Records for this exercise:

- - -

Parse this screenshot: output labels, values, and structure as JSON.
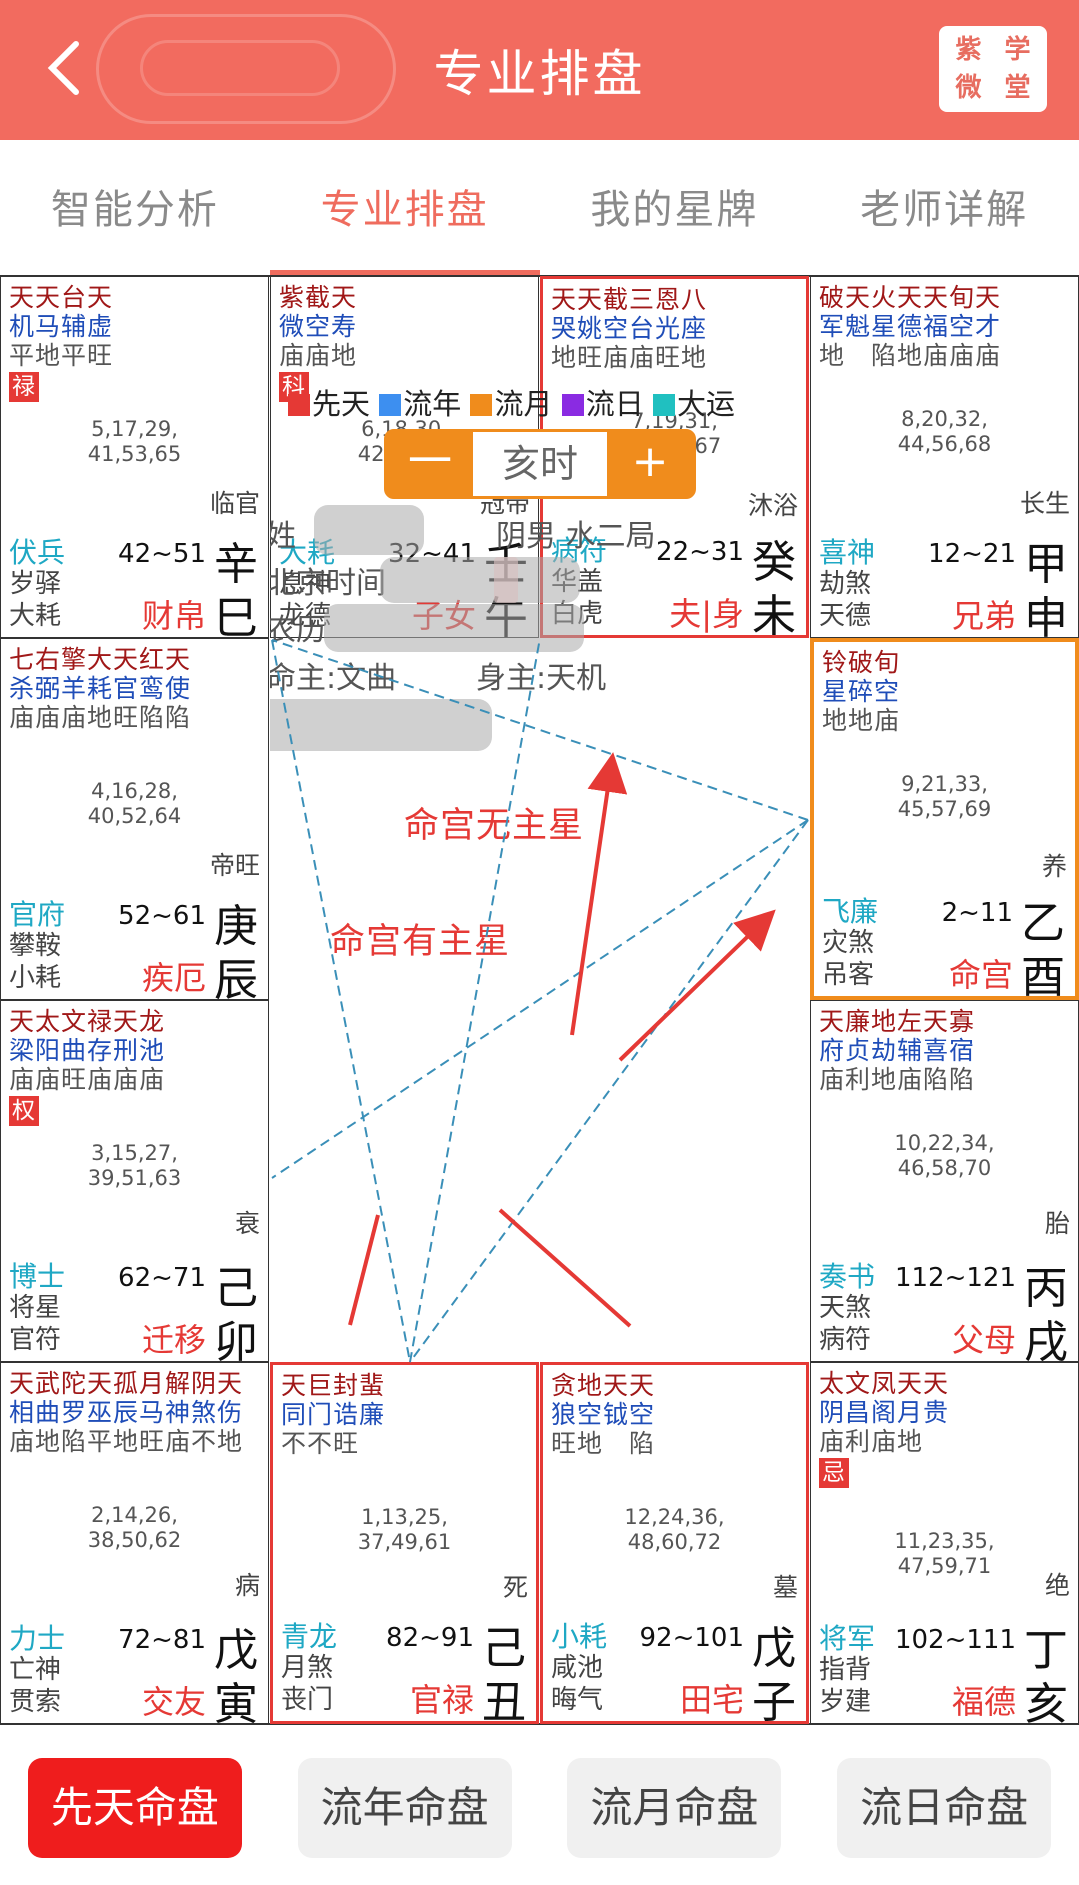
{
  "header": {
    "title": "专业排盘",
    "logo": [
      "紫",
      "学",
      "微",
      "堂"
    ]
  },
  "tabs": [
    {
      "label": "智能分析"
    },
    {
      "label": "专业排盘"
    },
    {
      "label": "我的星牌"
    },
    {
      "label": "老师详解"
    }
  ],
  "cells": [
    {
      "stars_row1": "天天台天",
      "stars_row2": "机马辅虚",
      "bright": "平地平旺",
      "badge": "禄",
      "ages": [
        "5,17,29,",
        "41,53,65"
      ],
      "stage": "临官",
      "god1": "伏兵",
      "god2": "岁驿",
      "god3": "大耗",
      "range": "42~51",
      "palace": "财帛",
      "stem": "辛",
      "branch": "巳"
    },
    {
      "stars_row1": "紫截天",
      "stars_row2": "微空寿",
      "bright": "庙庙地",
      "badge": "科",
      "ages": [
        "6,18,30,",
        "42,54,66"
      ],
      "stage": "冠带",
      "god1": "大耗",
      "god2": "息神",
      "god3": "龙德",
      "range": "32~41",
      "palace": "子女",
      "stem": "壬",
      "branch": "午"
    },
    {
      "stars_row1": "天天截三恩八",
      "stars_row2": "哭姚空台光座",
      "bright": "地旺庙庙旺地",
      "badge": "",
      "ages": [
        "7,19,31,",
        "43,55,67"
      ],
      "stage": "沐浴",
      "god1": "病符",
      "god2": "华盖",
      "god3": "白虎",
      "range": "22~31",
      "palace": "夫|身",
      "stem": "癸",
      "branch": "未"
    },
    {
      "stars_row1": "破天火天天旬天",
      "stars_row2": "军魁星德福空才",
      "bright": "地　陷地庙庙庙",
      "badge": "",
      "ages": [
        "8,20,32,",
        "44,56,68"
      ],
      "stage": "长生",
      "god1": "喜神",
      "god2": "劫煞",
      "god3": "天德",
      "range": "12~21",
      "palace": "兄弟",
      "stem": "甲",
      "branch": "申"
    },
    {
      "stars_row1": "铃破旬",
      "stars_row2": "星碎空",
      "bright": "地地庙",
      "badge": "",
      "ages": [
        "9,21,33,",
        "45,57,69"
      ],
      "stage": "养",
      "god1": "飞廉",
      "god2": "灾煞",
      "god3": "吊客",
      "range": "2~11",
      "palace": "命宫",
      "stem": "乙",
      "branch": "酉"
    },
    {
      "stars_row1": "天廉地左天寡",
      "stars_row2": "府贞劫辅喜宿",
      "bright": "庙利地庙陷陷",
      "badge": "",
      "ages": [
        "10,22,34,",
        "46,58,70"
      ],
      "stage": "胎",
      "god1": "奏书",
      "god2": "天煞",
      "god3": "病符",
      "range": "112~121",
      "palace": "父母",
      "stem": "丙",
      "branch": "戌"
    },
    {
      "stars_row1": "太文凤天天",
      "stars_row2": "阴昌阁月贵",
      "bright": "庙利庙地",
      "badge": "忌",
      "ages": [
        "11,23,35,",
        "47,59,71"
      ],
      "stage": "绝",
      "god1": "将军",
      "god2": "指背",
      "god3": "岁建",
      "range": "102~111",
      "palace": "福德",
      "stem": "丁",
      "branch": "亥"
    },
    {
      "stars_row1": "贪地天天",
      "stars_row2": "狼空钺空",
      "bright": "旺地　陷",
      "badge": "",
      "ages": [
        "12,24,36,",
        "48,60,72"
      ],
      "stage": "墓",
      "god1": "小耗",
      "god2": "咸池",
      "god3": "晦气",
      "range": "92~101",
      "palace": "田宅",
      "stem": "戊",
      "branch": "子"
    },
    {
      "stars_row1": "天巨封蜚",
      "stars_row2": "同门诰廉",
      "bright": "不不旺",
      "badge": "",
      "ages": [
        "1,13,25,",
        "37,49,61"
      ],
      "stage": "死",
      "god1": "青龙",
      "god2": "月煞",
      "god3": "丧门",
      "range": "82~91",
      "palace": "官禄",
      "stem": "己",
      "branch": "丑"
    },
    {
      "stars_row1": "天武陀天孤月解阴天",
      "stars_row2": "相曲罗巫辰马神煞伤",
      "bright": "庙地陷平地旺庙不地",
      "badge": "",
      "ages": [
        "2,14,26,",
        "38,50,62"
      ],
      "stage": "病",
      "god1": "力士",
      "god2": "亡神",
      "god3": "贯索",
      "range": "72~81",
      "palace": "交友",
      "stem": "戊",
      "branch": "寅"
    },
    {
      "stars_row1": "天太文禄天龙",
      "stars_row2": "梁阳曲存刑池",
      "bright": "庙庙旺庙庙庙",
      "badge": "权",
      "ages": [
        "3,15,27,",
        "39,51,63"
      ],
      "stage": "衰",
      "god1": "博士",
      "god2": "将星",
      "god3": "官符",
      "range": "62~71",
      "palace": "迁移",
      "stem": "己",
      "branch": "卯"
    },
    {
      "stars_row1": "七右擎大天红天",
      "stars_row2": "杀弼羊耗官鸾使",
      "bright": "庙庙庙地旺陷陷",
      "badge": "",
      "ages": [
        "4,16,28,",
        "40,52,64"
      ],
      "stage": "帝旺",
      "god1": "官府",
      "god2": "攀鞍",
      "god3": "小耗",
      "range": "52~61",
      "palace": "疾厄",
      "stem": "庚",
      "branch": "辰"
    }
  ],
  "center": {
    "legend": [
      {
        "label": "先天",
        "color": "#e53935"
      },
      {
        "label": "流年",
        "color": "#3d8ff0"
      },
      {
        "label": "流月",
        "color": "#f08c1c"
      },
      {
        "label": "流日",
        "color": "#8a2be2"
      },
      {
        "label": "大运",
        "color": "#20c0c0"
      }
    ],
    "hour": "亥时",
    "minus": "一",
    "plus": "+",
    "name_label": "姓",
    "gender_bureau": "阴男 水二局",
    "beijing_time": "北京时间",
    "lunar": "农历",
    "ming_zhu": "命主:文曲",
    "shen_zhu": "身主:天机",
    "annotation_none": "命宫无主星",
    "annotation_has": "命宫有主星"
  },
  "bottom_buttons": [
    {
      "label": "先天命盘"
    },
    {
      "label": "流年命盘"
    },
    {
      "label": "流月命盘"
    },
    {
      "label": "流日命盘"
    }
  ],
  "colors": {
    "header": "#f26b5f",
    "accent": "#ef6c5e",
    "red": "#e53935",
    "orange": "#f08c1c",
    "cyan_god": "#1fa8c4",
    "star_red": "#a01818",
    "star_blue": "#1f4db8"
  }
}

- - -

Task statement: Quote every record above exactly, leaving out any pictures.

Completed task:
Parse this screenshot: output labels, values, and structure as JSON.
{
  "header": {
    "title": "专业排盘",
    "logo": [
      "紫",
      "学",
      "微",
      "堂"
    ]
  },
  "tabs": [
    {
      "label": "智能分析"
    },
    {
      "label": "专业排盘"
    },
    {
      "label": "我的星牌"
    },
    {
      "label": "老师详解"
    }
  ],
  "cells": [
    {
      "stars_row1": "天天台天",
      "stars_row2": "机马辅虚",
      "bright": "平地平旺",
      "badge": "禄",
      "ages": [
        "5,17,29,",
        "41,53,65"
      ],
      "stage": "临官",
      "god1": "伏兵",
      "god2": "岁驿",
      "god3": "大耗",
      "range": "42~51",
      "palace": "财帛",
      "stem": "辛",
      "branch": "巳"
    },
    {
      "stars_row1": "紫截天",
      "stars_row2": "微空寿",
      "bright": "庙庙地",
      "badge": "科",
      "ages": [
        "6,18,30,",
        "42,54,66"
      ],
      "stage": "冠带",
      "god1": "大耗",
      "god2": "息神",
      "god3": "龙德",
      "range": "32~41",
      "palace": "子女",
      "stem": "壬",
      "branch": "午"
    },
    {
      "stars_row1": "天天截三恩八",
      "stars_row2": "哭姚空台光座",
      "bright": "地旺庙庙旺地",
      "badge": "",
      "ages": [
        "7,19,31,",
        "43,55,67"
      ],
      "stage": "沐浴",
      "god1": "病符",
      "god2": "华盖",
      "god3": "白虎",
      "range": "22~31",
      "palace": "夫|身",
      "stem": "癸",
      "branch": "未"
    },
    {
      "stars_row1": "破天火天天旬天",
      "stars_row2": "军魁星德福空才",
      "bright": "地　陷地庙庙庙",
      "badge": "",
      "ages": [
        "8,20,32,",
        "44,56,68"
      ],
      "stage": "长生",
      "god1": "喜神",
      "god2": "劫煞",
      "god3": "天德",
      "range": "12~21",
      "palace": "兄弟",
      "stem": "甲",
      "branch": "申"
    },
    {
      "stars_row1": "铃破旬",
      "stars_row2": "星碎空",
      "bright": "地地庙",
      "badge": "",
      "ages": [
        "9,21,33,",
        "45,57,69"
      ],
      "stage": "养",
      "god1": "飞廉",
      "god2": "灾煞",
      "god3": "吊客",
      "range": "2~11",
      "palace": "命宫",
      "stem": "乙",
      "branch": "酉"
    },
    {
      "stars_row1": "天廉地左天寡",
      "stars_row2": "府贞劫辅喜宿",
      "bright": "庙利地庙陷陷",
      "badge": "",
      "ages": [
        "10,22,34,",
        "46,58,70"
      ],
      "stage": "胎",
      "god1": "奏书",
      "god2": "天煞",
      "god3": "病符",
      "range": "112~121",
      "palace": "父母",
      "stem": "丙",
      "branch": "戌"
    },
    {
      "stars_row1": "太文凤天天",
      "stars_row2": "阴昌阁月贵",
      "bright": "庙利庙地",
      "badge": "忌",
      "ages": [
        "11,23,35,",
        "47,59,71"
      ],
      "stage": "绝",
      "god1": "将军",
      "god2": "指背",
      "god3": "岁建",
      "range": "102~111",
      "palace": "福德",
      "stem": "丁",
      "branch": "亥"
    },
    {
      "stars_row1": "贪地天天",
      "stars_row2": "狼空钺空",
      "bright": "旺地　陷",
      "badge": "",
      "ages": [
        "12,24,36,",
        "48,60,72"
      ],
      "stage": "墓",
      "god1": "小耗",
      "god2": "咸池",
      "god3": "晦气",
      "range": "92~101",
      "palace": "田宅",
      "stem": "戊",
      "branch": "子"
    },
    {
      "stars_row1": "天巨封蜚",
      "stars_row2": "同门诰廉",
      "bright": "不不旺",
      "badge": "",
      "ages": [
        "1,13,25,",
        "37,49,61"
      ],
      "stage": "死",
      "god1": "青龙",
      "god2": "月煞",
      "god3": "丧门",
      "range": "82~91",
      "palace": "官禄",
      "stem": "己",
      "branch": "丑"
    },
    {
      "stars_row1": "天武陀天孤月解阴天",
      "stars_row2": "相曲罗巫辰马神煞伤",
      "bright": "庙地陷平地旺庙不地",
      "badge": "",
      "ages": [
        "2,14,26,",
        "38,50,62"
      ],
      "stage": "病",
      "god1": "力士",
      "god2": "亡神",
      "god3": "贯索",
      "range": "72~81",
      "palace": "交友",
      "stem": "戊",
      "branch": "寅"
    },
    {
      "stars_row1": "天太文禄天龙",
      "stars_row2": "梁阳曲存刑池",
      "bright": "庙庙旺庙庙庙",
      "badge": "权",
      "ages": [
        "3,15,27,",
        "39,51,63"
      ],
      "stage": "衰",
      "god1": "博士",
      "god2": "将星",
      "god3": "官符",
      "range": "62~71",
      "palace": "迁移",
      "stem": "己",
      "branch": "卯"
    },
    {
      "stars_row1": "七右擎大天红天",
      "stars_row2": "杀弼羊耗官鸾使",
      "bright": "庙庙庙地旺陷陷",
      "badge": "",
      "ages": [
        "4,16,28,",
        "40,52,64"
      ],
      "stage": "帝旺",
      "god1": "官府",
      "god2": "攀鞍",
      "god3": "小耗",
      "range": "52~61",
      "palace": "疾厄",
      "stem": "庚",
      "branch": "辰"
    }
  ],
  "center": {
    "legend": [
      {
        "label": "先天",
        "color": "#e53935"
      },
      {
        "label": "流年",
        "color": "#3d8ff0"
      },
      {
        "label": "流月",
        "color": "#f08c1c"
      },
      {
        "label": "流日",
        "color": "#8a2be2"
      },
      {
        "label": "大运",
        "color": "#20c0c0"
      }
    ],
    "hour": "亥时",
    "minus": "一",
    "plus": "+",
    "name_label": "姓",
    "gender_bureau": "阴男 水二局",
    "beijing_time": "北京时间",
    "lunar": "农历",
    "ming_zhu": "命主:文曲",
    "shen_zhu": "身主:天机",
    "annotation_none": "命宫无主星",
    "annotation_has": "命宫有主星"
  },
  "bottom_buttons": [
    {
      "label": "先天命盘"
    },
    {
      "label": "流年命盘"
    },
    {
      "label": "流月命盘"
    },
    {
      "label": "流日命盘"
    }
  ],
  "colors": {
    "header": "#f26b5f",
    "accent": "#ef6c5e",
    "red": "#e53935",
    "orange": "#f08c1c",
    "cyan_god": "#1fa8c4",
    "star_red": "#a01818",
    "star_blue": "#1f4db8"
  }
}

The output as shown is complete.